Yesterday, we were encouraged to think of hardship suffered for the sake of Christ as discipline: training that produces endurance and helps us to remain faithful. More than that, it’s evidence we’re true children of God, since parents discipline their children. Today, the writer urges us to live in light of that.12:12 Therefore, strengthen your feeble arms and weak knees.
This is the first of two Old Testament references here, both involving the image of lameness. It’s from Isaiah:
Although on the surface the quote reads like an instruction to “suck it up” and keep going, it’s a bit deeper than that. The context (you might remember from last year when we looked at Isaiah 35 and Matthew 8) is the expectation that God would come to vindicate his people, which would also be a time when the lame would walk (and a whole stack of other stuff would be healed). The writer, here, is reworking a Messianic, return-from-exile prophecy.
In other words: yes, suck it up and keep going, confident in the fact that God will rescue you; he will vindicate you in the eyes of those who persecute you; and your lame, stumbling legs will one day walk freely.
The second one is from Proverbs:12:13 “Make level paths for your feet,” so that the lame may not be disabled, but rather healed.
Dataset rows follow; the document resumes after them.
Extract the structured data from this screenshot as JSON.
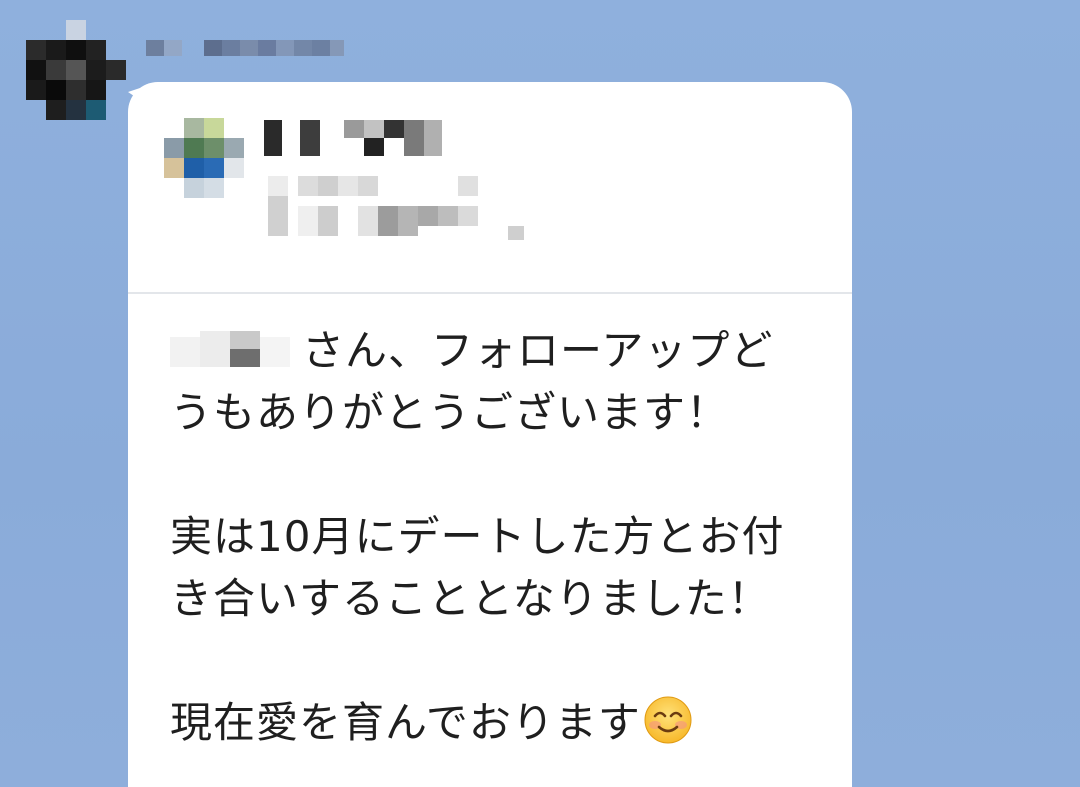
{
  "message": {
    "line1_suffix": "さん、フォローアップど",
    "line2": "うもありがとうございます！",
    "line3": "実は10月にデートした方とお付",
    "line4": "き合いすることとなりました！",
    "line5": "現在愛を育んでおります"
  },
  "icons": {
    "emoji": "smiling-face-icon",
    "sender_avatar": "avatar-redacted",
    "card_avatar": "avatar-redacted"
  },
  "colors": {
    "chat_background": "#8daddb",
    "bubble": "#ffffff",
    "text": "#1f1f1f",
    "divider": "#e3e6ea"
  }
}
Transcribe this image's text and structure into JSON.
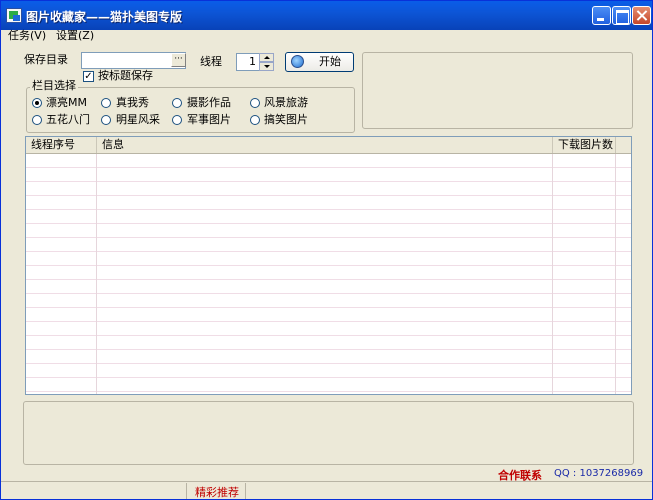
{
  "window": {
    "title": "图片收藏家——猫扑美图专版"
  },
  "menu": [
    "任务(V)",
    "设置(Z)"
  ],
  "form": {
    "save_dir_label": "保存目录",
    "save_dir_value": "",
    "browse_label": "···",
    "by_title_label": "按标题保存",
    "by_title_checked": true,
    "thread_label": "线程",
    "thread_value": "1",
    "start_label": "开始"
  },
  "category": {
    "title": "栏目选择",
    "options": [
      "漂亮MM",
      "真我秀",
      "摄影作品",
      "风景旅游",
      "五花八门",
      "明星风采",
      "军事图片",
      "搞笑图片"
    ],
    "selected": "漂亮MM"
  },
  "table": {
    "columns": [
      "线程序号",
      "信息",
      "下载图片数"
    ],
    "rows": []
  },
  "footer": {
    "contact_label": "合作联系",
    "qq_label": "QQ : 1037268969",
    "status_label": "精彩推荐"
  },
  "colors": {
    "titlebar": "#0a5de8",
    "accent_red": "#c00000",
    "qq_blue": "#1a2aa8",
    "row_line": "#f0dde6"
  }
}
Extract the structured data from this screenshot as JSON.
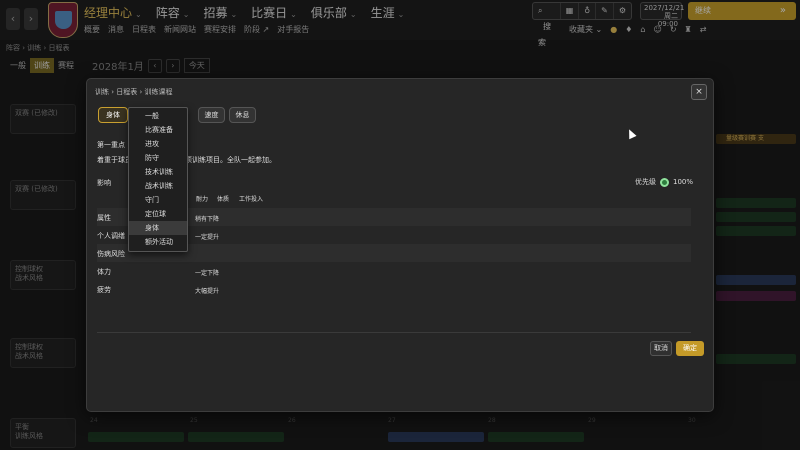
{
  "topbar": {
    "nav_back": "‹",
    "nav_forward": "›",
    "main_nav": [
      "经理中心",
      "阵容",
      "招募",
      "比赛日",
      "俱乐部",
      "生涯"
    ],
    "sub_nav": [
      "概要",
      "消息",
      "日程表",
      "新闻网站",
      "赛程安排",
      "阶段 ↗",
      "对手报告"
    ],
    "search_label": "搜索",
    "date": "2027/12/21",
    "day_time": "周二 09:00",
    "continue_label": "继续",
    "continue_icon": "»",
    "favorites_label": "收藏夹"
  },
  "background": {
    "breadcrumb": "阵容 › 训练 › 日程表",
    "tabs": [
      "一般",
      "训练",
      "赛程"
    ],
    "month": "2028年1月",
    "month_action": "今天",
    "rows": [
      {
        "title": "双赛 (已修改)",
        "sub": ""
      },
      {
        "title": "双赛 (已修改)",
        "sub": ""
      },
      {
        "title": "控制球权",
        "sub": "战术风格"
      },
      {
        "title": "控制球权",
        "sub": "战术风格"
      },
      {
        "title": "平衡",
        "sub": "训练风格"
      }
    ],
    "day_numbers": [
      "24",
      "25",
      "26",
      "27",
      "28",
      "29",
      "30"
    ],
    "right_chip": "量级赛训赛",
    "right_chip_action": "支"
  },
  "modal": {
    "breadcrumb": "训练 › 日程表 › 训练课程",
    "close_icon": "×",
    "tabs": [
      {
        "label": "身体",
        "selected": true
      },
      {
        "label": "速度",
        "selected": false
      },
      {
        "label": "休息",
        "selected": false
      }
    ],
    "primary_focus_label": "第一重点",
    "description_prefix": "着重于球员",
    "description_suffix": "项训练项目。全队一起参加。",
    "impact_label": "影响",
    "priority_label": "优先级",
    "priority_value": "100%",
    "col_stamina": "耐力",
    "col_physical": "体质",
    "col_workload": "工作投入",
    "effects": [
      {
        "name": "属性",
        "value": "稍有下降"
      },
      {
        "name": "个人调缮",
        "value": "一定提升"
      },
      {
        "name": "伤病风险",
        "value": ""
      },
      {
        "name": "体力",
        "value": "一定下降"
      },
      {
        "name": "疲劳",
        "value": "大幅提升"
      }
    ],
    "cancel_label": "取消",
    "ok_label": "确定"
  },
  "dropdown": {
    "items": [
      "一般",
      "比赛准备",
      "进攻",
      "防守",
      "技术训练",
      "战术训练",
      "守门",
      "定位球",
      "身体",
      "额外活动"
    ],
    "highlighted": "身体"
  },
  "colors": {
    "accent": "#caa22c",
    "background": "#1b1b1b",
    "modal": "#262626",
    "active_nav": "#e8c45c",
    "priority_dot": "#2e7d3e"
  }
}
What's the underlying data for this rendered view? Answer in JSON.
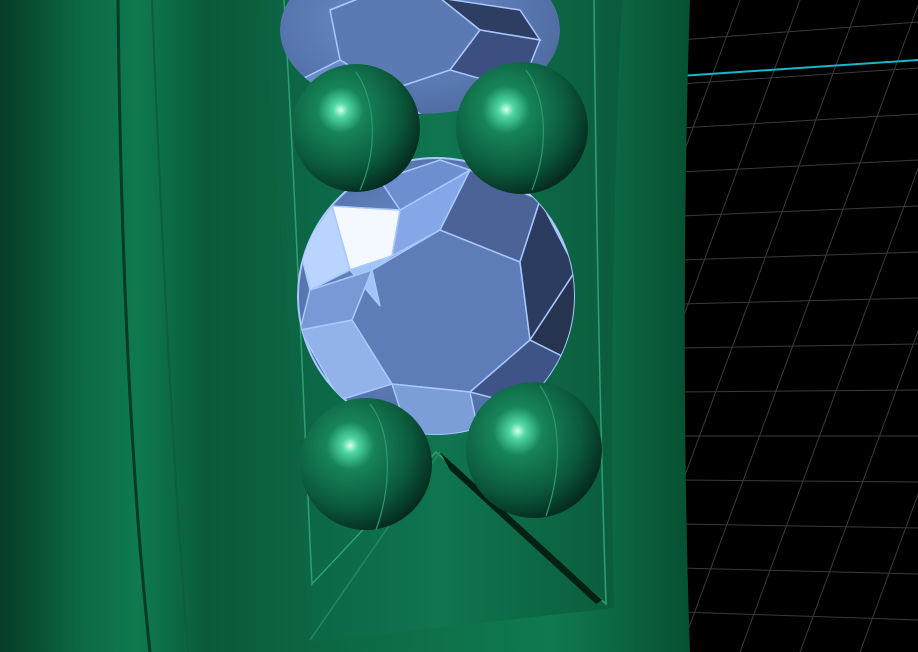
{
  "scene": {
    "background": "#000000",
    "grid_color": "#3a3a3a",
    "axis_color": "#19b6c8",
    "metal_color": "#0e6b45",
    "metal_highlight": "#2fbf86",
    "gem_fill": "#7fa6e6",
    "gem_edge": "#a9c8ff"
  },
  "objects": [
    {
      "name": "ring-shank",
      "kind": "metal"
    },
    {
      "name": "bezel-channel",
      "kind": "metal"
    },
    {
      "name": "upper-gemstone",
      "kind": "gem"
    },
    {
      "name": "lower-gemstone",
      "kind": "gem"
    },
    {
      "name": "prong-bead-1",
      "kind": "bead"
    },
    {
      "name": "prong-bead-2",
      "kind": "bead"
    },
    {
      "name": "prong-bead-3",
      "kind": "bead"
    },
    {
      "name": "prong-bead-4",
      "kind": "bead"
    }
  ]
}
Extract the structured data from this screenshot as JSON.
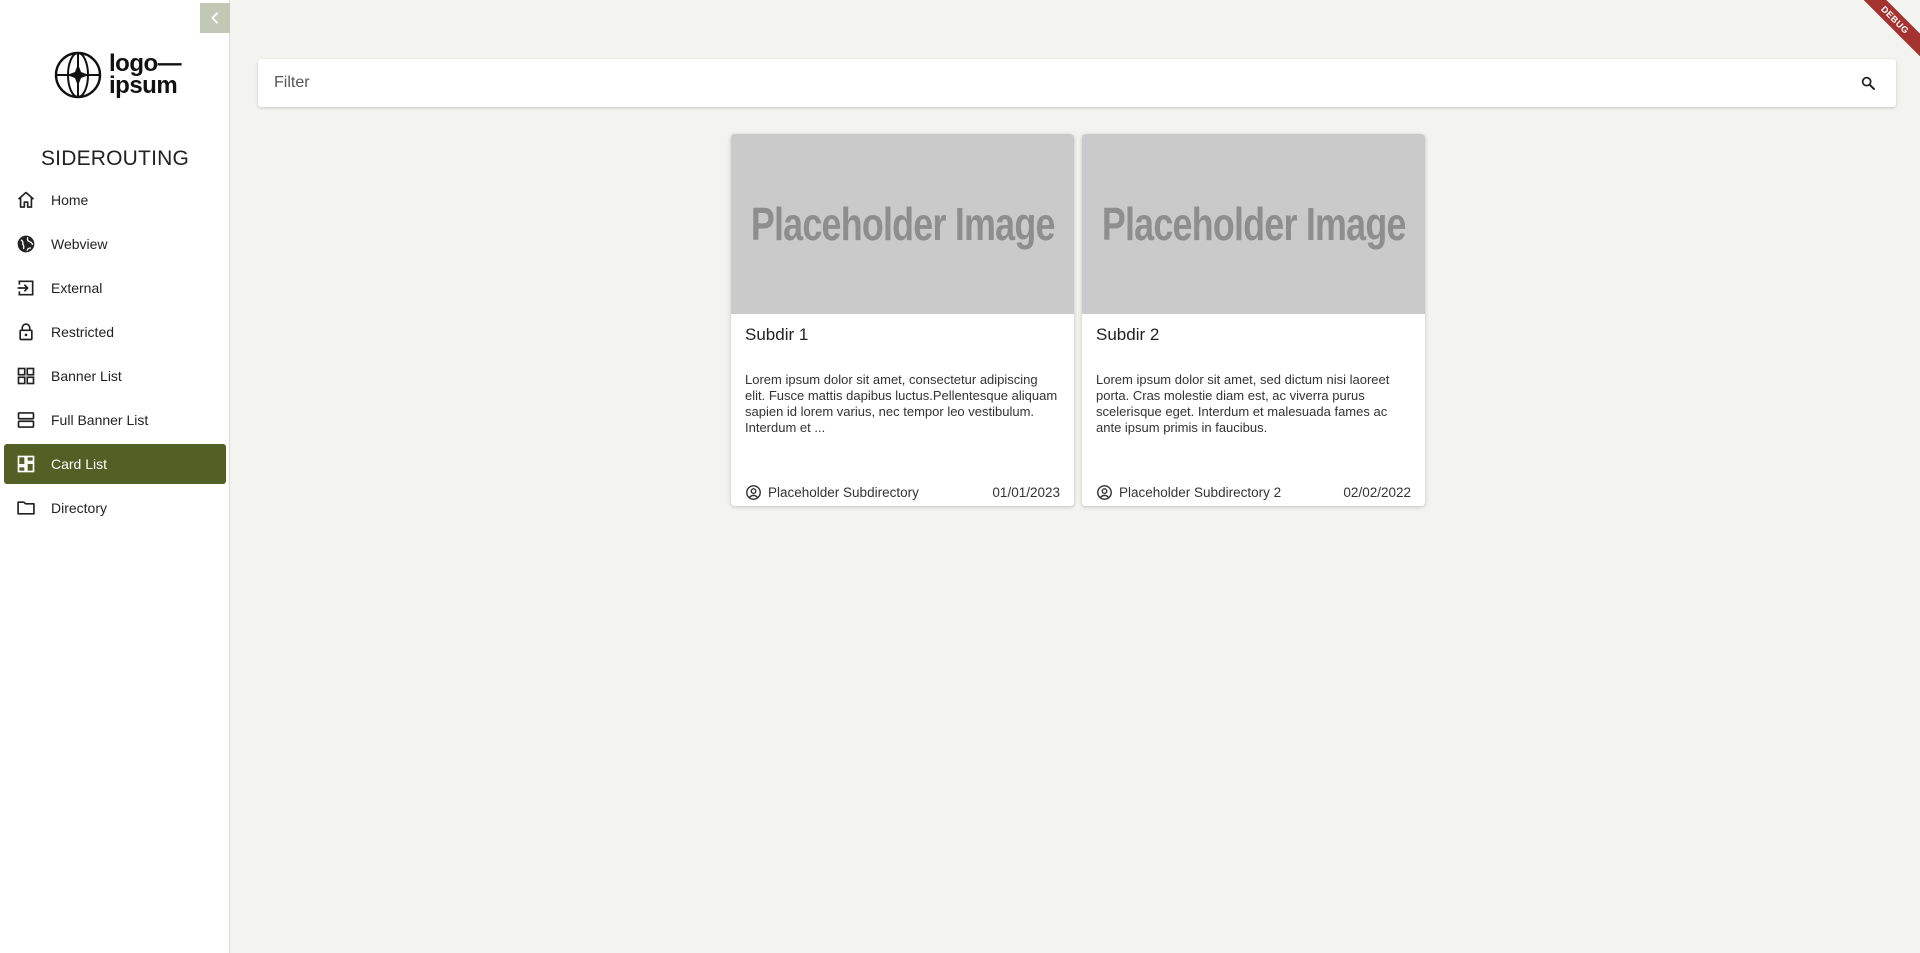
{
  "sidebar": {
    "logo_line1": "logo—",
    "logo_line2": "ipsum",
    "title": "SIDEROUTING",
    "collapse_icon": "chevron-left-icon",
    "items": [
      {
        "label": "Home",
        "icon": "home-icon",
        "active": false
      },
      {
        "label": "Webview",
        "icon": "globe-icon",
        "active": false
      },
      {
        "label": "External",
        "icon": "login-icon",
        "active": false
      },
      {
        "label": "Restricted",
        "icon": "lock-icon",
        "active": false
      },
      {
        "label": "Banner List",
        "icon": "grid-icon",
        "active": false
      },
      {
        "label": "Full Banner List",
        "icon": "stacked-rows-icon",
        "active": false
      },
      {
        "label": "Card List",
        "icon": "dashboard-icon",
        "active": true
      },
      {
        "label": "Directory",
        "icon": "folder-icon",
        "active": false
      }
    ]
  },
  "filter": {
    "placeholder": "Filter",
    "value": "",
    "icon": "search-icon"
  },
  "cards": [
    {
      "image_text": "Placeholder Image",
      "title": "Subdir 1",
      "description": "Lorem ipsum dolor sit amet, consectetur adipiscing elit. Fusce mattis dapibus luctus.Pellentesque aliquam sapien id lorem varius, nec tempor leo vestibulum. Interdum et ...",
      "author": "Placeholder Subdirectory",
      "date": "01/01/2023"
    },
    {
      "image_text": "Placeholder Image",
      "title": "Subdir 2",
      "description": "Lorem ipsum dolor sit amet, sed dictum nisi laoreet porta. Cras molestie diam est, ac viverra purus scelerisque eget. Interdum et malesuada fames ac ante ipsum primis in faucibus.",
      "author": "Placeholder Subdirectory 2",
      "date": "02/02/2022"
    }
  ],
  "debug_banner": "DEBUG",
  "colors": {
    "accent": "#545f25",
    "background": "#f3f3ef",
    "collapse_button": "#c3c7b6",
    "placeholder_image": "#cacaca",
    "debug_ribbon": "#a4322f"
  }
}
Prov 4:25-27 Let your eyes look straight ahead; fix your gaze directly before you. Give careful thought to the paths for your feet and be steadfast in all your ways. Do not turn to the right or the left; keep your foot from evil.
Keep going, fixing your eyes on the road ahead (or on Jesus, the pioneer and perfecter of faithfulness…) and that’s the way your spiritual lameness will be healed. The discipline we spoke of yesterday will do its job in producing endurance.
Casting the crutches of the metaphor aside, what does that look like?12:14 Make every effort to live in peace with everyone and to be holy; without holiness no one will see the Lord.
That is, be right with one another, and be right with God. That’s the essence of the race for which we’re being disciplined.12:15 See to it that no one falls short of the grace of God and that no bitter root grows up to cause trouble and defile many.
In a way, you’re all responsible for one another. It’s not a solo race, it’s a group effort. Those who are struggling – help them to the finish line. Keep team unity. Do not give up meeting together…12:16 See that no one is sexually immoral, or is godless like Esau, who for a single meal sold his inheritance rights as the oldest son.
How was Esau pornos (immoral)? Jewish tradition saw him as immoral, based on his polygamous marriage to the two daughters of Heth (Jubilees 25; Philo, Virtues, 208). However, sexual immorality is also frequently used as a metaphor for idolatry (“cheating on God”) so that may be what’s in mind here. And in the famous story where he sells his birthright, he trades God’s promise for the idol of temporary satisfaction.“Esau is the very antithesis of the examples of faith in chapter 11. Esau traded off his rights of inheritance as the firstborn, something unseen and that lay in the indeterminate future, for the immediate gratification of the here and now: a meal of bread and stew (contrast the attitude of Moses referred to in 11:25-26).”
And this is described as irreversible:12:17 Afterward, as you know, when he wanted to inherit this blessing, he was rejected. Even though he sought the blessing with tears, he could not change what he had done.
At least humanly speaking, those who have deliberately rejected God have no expectation that God will enable them to again repent. That is, if they’ve weighed up the eternal advantage of Christ against the temporary advantage of the world – and deliberately and consciously chosen the latter – there shouldn’t be an expectation of repentance. (Compare with Heb 6:4-6; 10:26-27.)
To think about
What does the promise of our eventual vindication mean to you? How does it help you persevere?
Have you given much thought to your responsibility toward others who are struggling to persevere in faithfulness?
OK, so the Esau bit probably freaked some of you out. Fair enough. We’ll deal with the whole “impossible to be brought to repentance” bit some other time, when we go through the earlier parts of Hebrews. For now, some brief points and a few pages to read for those who want to follow it up.
- There’s a whole background of patronage (the giving of favours by patrons and the receiving of favours by clients) that governed the first century world, and became metaphors for how God deals with humanity.
- The world of patronage has separate “social scripts” for patrons and clients.
- The patron’s script: virtuous patrons were urged to give further favour to those clients who showed appropriate gratitude, but still reserved the right to give favour to those who were un-grateful in order to win them over.
- The client’s script: virtuous clients were urged to give appropriate gratitude and loyalty if they wanted to be considered for future favour from their patron. To spurn their patron’s gift was the equivalent of saying “I don’t want you as my patron anymore.”
- The client couldn’t “read” the patron’s script for them. That is, although the patron may well still give future favour, there’s no way this should be expected. If you are disloyal and ungrateful, you shouldn’t expect further favour.
This is probably what’s going on in those parts of Hebrews that talk about the impossibility of future repentance. As a client of our heavenly Patron, you should never presume on God’s favour – that he’ll continue to give you opportunity to repent, despite being deliberately rejected and disowned. However, it doesn’t mean that God can’t keep pursuing us if he so chooses – and the history of the Old and New Testaments suggests he does go above and beyond. But don’t flippantly presume he will!
See the following excerpt from David deSilva: deSilva, Honor, Patronage, Kinship & Purity, 149-151